WHAT IS BEING ASKED ::
Your result should be the lines holding the word "attached", copied from the entries below.

Element data from apps and pages ::
—————

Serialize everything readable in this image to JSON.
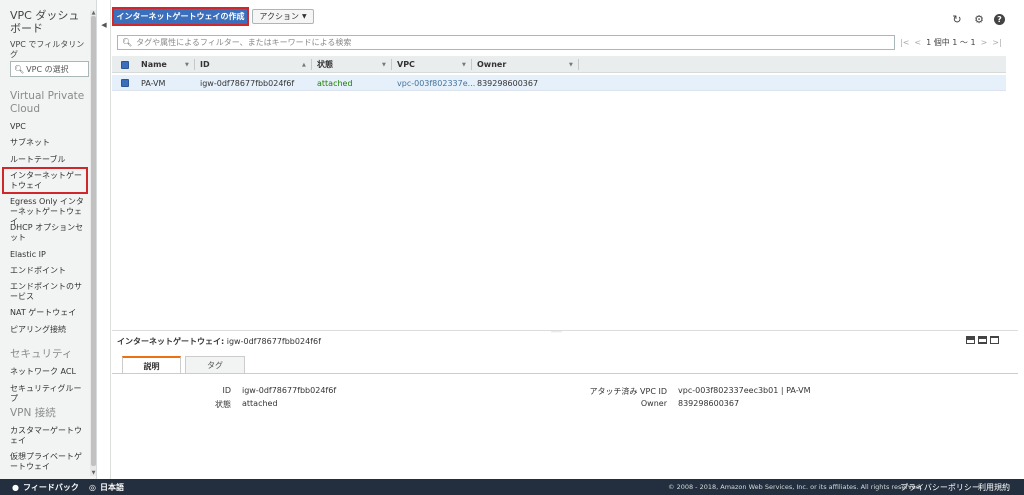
{
  "sidebar": {
    "title": "VPC ダッシュボード",
    "filter_label": "VPC でフィルタリング",
    "filter_select": "VPC の選択",
    "sections": {
      "vpc": "Virtual Private Cloud",
      "security": "セキュリティ",
      "vpn": "VPN 接続"
    },
    "items": {
      "vpc": "VPC",
      "subnet": "サブネット",
      "route_table": "ルートテーブル",
      "igw": "インターネットゲートウェイ",
      "egress": "Egress Only インターネットゲートウェイ",
      "dhcp": "DHCP オプションセット",
      "eip": "Elastic IP",
      "endpoint": "エンドポイント",
      "endpoint_service": "エンドポイントのサービス",
      "nat": "NAT ゲートウェイ",
      "peering": "ピアリング接続",
      "nacl": "ネットワーク ACL",
      "sg": "セキュリティグループ",
      "cgw": "カスタマーゲートウェイ",
      "vgw": "仮想プライベートゲートウェイ"
    }
  },
  "toolbar": {
    "create_label": "インターネットゲートウェイの作成",
    "action_label": "アクション"
  },
  "search": {
    "placeholder": "タグや属性によるフィルター、またはキーワードによる検索"
  },
  "pager": {
    "text": "1 個中 1 ～ 1"
  },
  "table": {
    "headers": [
      "Name",
      "ID",
      "状態",
      "VPC",
      "Owner"
    ],
    "rows": [
      {
        "name": "PA-VM",
        "id": "igw-0df78677fbb024f6f",
        "state": "attached",
        "vpc": "vpc-003f802337e...",
        "owner": "839298600367"
      }
    ]
  },
  "detail": {
    "title_label": "インターネットゲートウェイ:",
    "title_value": "igw-0df78677fbb024f6f",
    "tabs": [
      "説明",
      "タグ"
    ],
    "fields": {
      "id_label": "ID",
      "id_value": "igw-0df78677fbb024f6f",
      "state_label": "状態",
      "state_value": "attached",
      "vpc_label": "アタッチ済み VPC ID",
      "vpc_value": "vpc-003f802337eec3b01 | PA-VM",
      "owner_label": "Owner",
      "owner_value": "839298600367"
    }
  },
  "footer": {
    "feedback": "フィードバック",
    "language": "日本語",
    "copyright": "© 2008 - 2018, Amazon Web Services, Inc. or its affiliates. All rights reserved.",
    "privacy": "プライバシーポリシー",
    "terms": "利用規約"
  },
  "icons": {
    "refresh": "refresh-icon",
    "settings": "gear-icon",
    "help": "help-icon",
    "search": "search-icon"
  },
  "colors": {
    "primary": "#3b6fbb",
    "highlight": "#d0272a",
    "attached": "#1d8102",
    "footer": "#232f3e"
  }
}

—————

EXERCISE OUTPUT ::
        "state": "attached",
      "state_value": "attached",
    "attached": "#1d8102",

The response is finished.